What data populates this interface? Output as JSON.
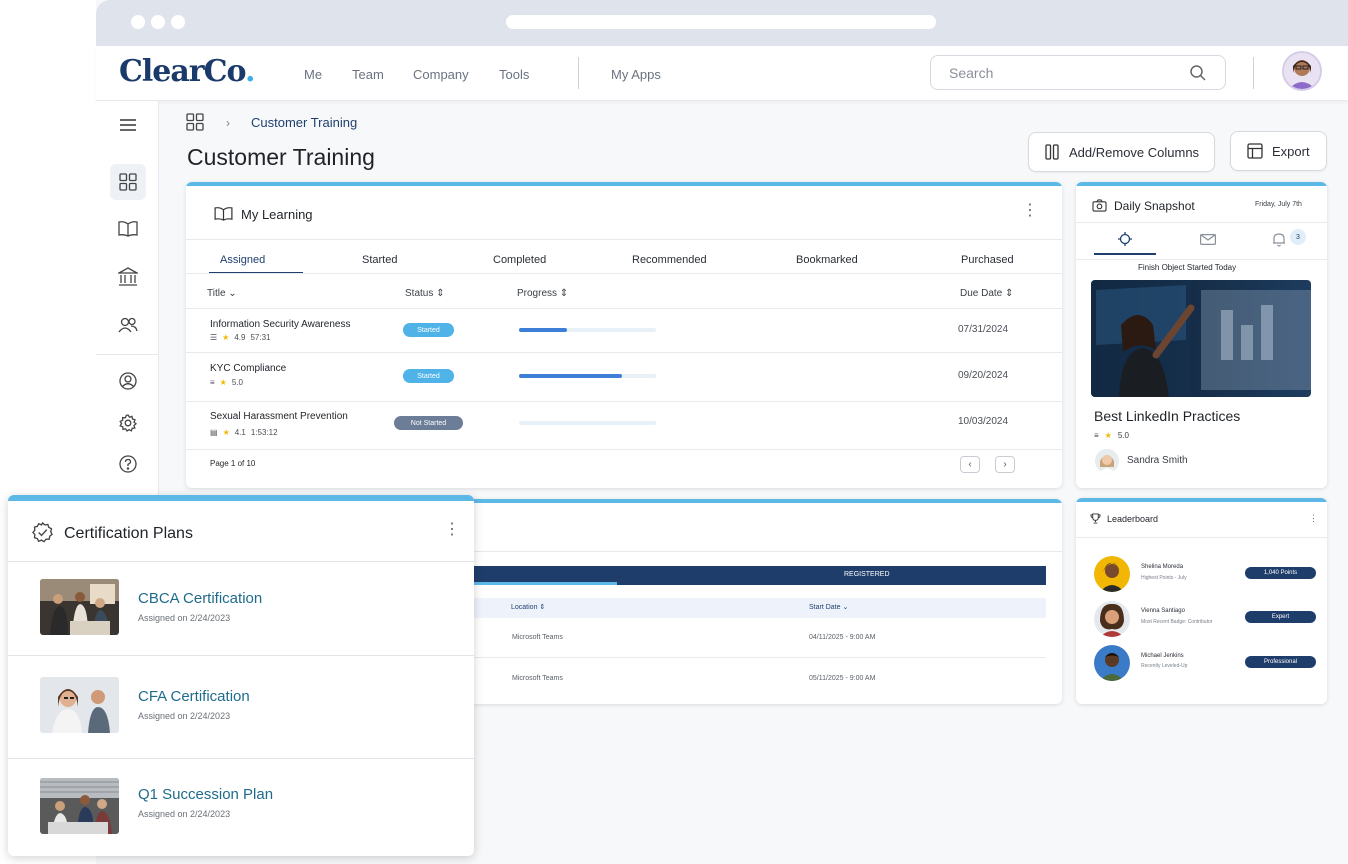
{
  "app": {
    "logo_main": "ClearCo",
    "logo_dot": "."
  },
  "nav": {
    "links": [
      "Me",
      "Team",
      "Company",
      "Tools"
    ],
    "my_apps": "My Apps"
  },
  "search": {
    "placeholder": "Search"
  },
  "breadcrumb": {
    "current": "Customer Training"
  },
  "page": {
    "title": "Customer Training"
  },
  "toolbar": {
    "columns_label": "Add/Remove Columns",
    "export_label": "Export"
  },
  "my_learning": {
    "title": "My Learning",
    "tabs": [
      "Assigned",
      "Started",
      "Completed",
      "Recommended",
      "Bookmarked",
      "Purchased"
    ],
    "active_tab": "Assigned",
    "columns": [
      "Title",
      "Status",
      "Progress",
      "Due Date"
    ],
    "rows": [
      {
        "title": "Information Security Awareness",
        "rating": "4.9",
        "duration": "57:31",
        "status": "Started",
        "progress": 0.35,
        "due": "07/31/2024"
      },
      {
        "title": "KYC Compliance",
        "rating": "5.0",
        "duration": "",
        "status": "Started",
        "progress": 0.75,
        "due": "09/20/2024"
      },
      {
        "title": "Sexual Harassment Prevention",
        "rating": "4.1",
        "duration": "1:53:12",
        "status": "Not Started",
        "progress": 0.0,
        "due": "10/03/2024"
      }
    ],
    "pagination": "Page 1 of 10"
  },
  "snapshot": {
    "title": "Daily Snapshot",
    "date": "Friday, July 7th",
    "notif_count": "3",
    "subtitle": "Finish Object Started Today",
    "course_title": "Best LinkedIn Practices",
    "rating": "5.0",
    "author": "Sandra Smith"
  },
  "events": {
    "registered_label": "REGISTERED",
    "columns": [
      "Location",
      "Start Date"
    ],
    "rows": [
      {
        "location": "Microsoft Teams",
        "start": "04/11/2025 - 9:00 AM"
      },
      {
        "location": "Microsoft Teams",
        "start": "05/11/2025 - 9:00 AM"
      }
    ]
  },
  "leaderboard": {
    "title": "Leaderboard",
    "entries": [
      {
        "name": "Shelina Moreda",
        "sub": "Highest Points - July",
        "badge": "1,040 Points"
      },
      {
        "name": "Vienna Santiago",
        "sub": "Most Recent Badge: Contributor",
        "badge": "Expert"
      },
      {
        "name": "Michael Jenkins",
        "sub": "Recently Leveled-Up",
        "badge": "Professional"
      }
    ]
  },
  "certification": {
    "title": "Certification Plans",
    "items": [
      {
        "title": "CBCA Certification",
        "assigned": "Assigned on 2/24/2023"
      },
      {
        "title": "CFA Certification",
        "assigned": "Assigned on 2/24/2023"
      },
      {
        "title": "Q1 Succession Plan",
        "assigned": "Assigned on 2/24/2023"
      }
    ]
  },
  "colors": {
    "accent": "#5db8e6",
    "brand": "#1a3a6b",
    "started": "#4fb3e8",
    "not_started": "#6b7d97",
    "progress": "#3d7fd6"
  }
}
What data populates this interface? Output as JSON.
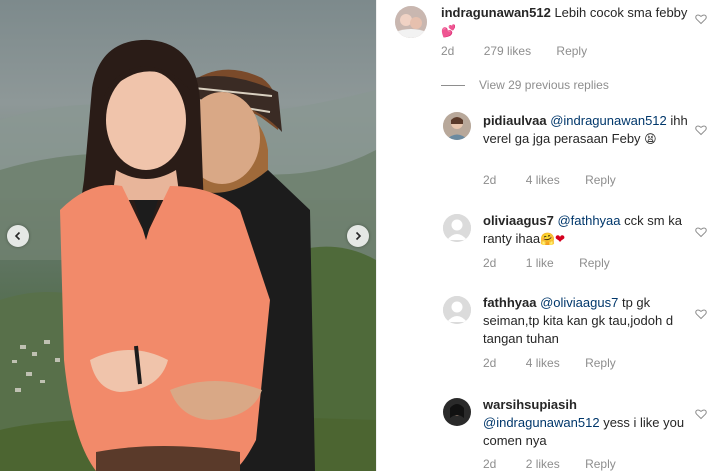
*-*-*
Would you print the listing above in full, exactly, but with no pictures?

> **Answer area**:
What data populates this interface? Output as JSON.
{
  "app": {
    "logo_main": "ClearCo",
    "logo_dot": "."
  },
  "nav": {
    "links": [
      "Me",
      "Team",
      "Company",
      "Tools"
    ],
    "my_apps": "My Apps"
  },
  "search": {
    "placeholder": "Search"
  },
  "breadcrumb": {
    "current": "Customer Training"
  },
  "page": {
    "title": "Customer Training"
  },
  "toolbar": {
    "columns_label": "Add/Remove Columns",
    "export_label": "Export"
  },
  "my_learning": {
    "title": "My Learning",
    "tabs": [
      "Assigned",
      "Started",
      "Completed",
      "Recommended",
      "Bookmarked",
      "Purchased"
    ],
    "active_tab": "Assigned",
    "columns": [
      "Title",
      "Status",
      "Progress",
      "Due Date"
    ],
    "rows": [
      {
        "title": "Information Security Awareness",
        "rating": "4.9",
        "duration": "57:31",
        "status": "Started",
        "progress": 0.35,
        "due": "07/31/2024"
      },
      {
        "title": "KYC Compliance",
        "rating": "5.0",
        "duration": "",
        "status": "Started",
        "progress": 0.75,
        "due": "09/20/2024"
      },
      {
        "title": "Sexual Harassment Prevention",
        "rating": "4.1",
        "duration": "1:53:12",
        "status": "Not Started",
        "progress": 0.0,
        "due": "10/03/2024"
      }
    ],
    "pagination": "Page 1 of 10"
  },
  "snapshot": {
    "title": "Daily Snapshot",
    "date": "Friday, July 7th",
    "notif_count": "3",
    "subtitle": "Finish Object Started Today",
    "course_title": "Best LinkedIn Practices",
    "rating": "5.0",
    "author": "Sandra Smith"
  },
  "events": {
    "registered_label": "REGISTERED",
    "columns": [
      "Location",
      "Start Date"
    ],
    "rows": [
      {
        "location": "Microsoft Teams",
        "start": "04/11/2025 - 9:00 AM"
      },
      {
        "location": "Microsoft Teams",
        "start": "05/11/2025 - 9:00 AM"
      }
    ]
  },
  "leaderboard": {
    "title": "Leaderboard",
    "entries": [
      {
        "name": "Shelina Moreda",
        "sub": "Highest Points - July",
        "badge": "1,040 Points"
      },
      {
        "name": "Vienna Santiago",
        "sub": "Most Recent Badge: Contributor",
        "badge": "Expert"
      },
      {
        "name": "Michael Jenkins",
        "sub": "Recently Leveled-Up",
        "badge": "Professional"
      }
    ]
  },
  "certification": {
    "title": "Certification Plans",
    "items": [
      {
        "title": "CBCA Certification",
        "assigned": "Assigned on 2/24/2023"
      },
      {
        "title": "CFA Certification",
        "assigned": "Assigned on 2/24/2023"
      },
      {
        "title": "Q1 Succession Plan",
        "assigned": "Assigned on 2/24/2023"
      }
    ]
  },
  "colors": {
    "accent": "#5db8e6",
    "brand": "#1a3a6b",
    "started": "#4fb3e8",
    "not_started": "#6b7d97",
    "progress": "#3d7fd6"
  }
}
What data populates this interface? Output as JSON.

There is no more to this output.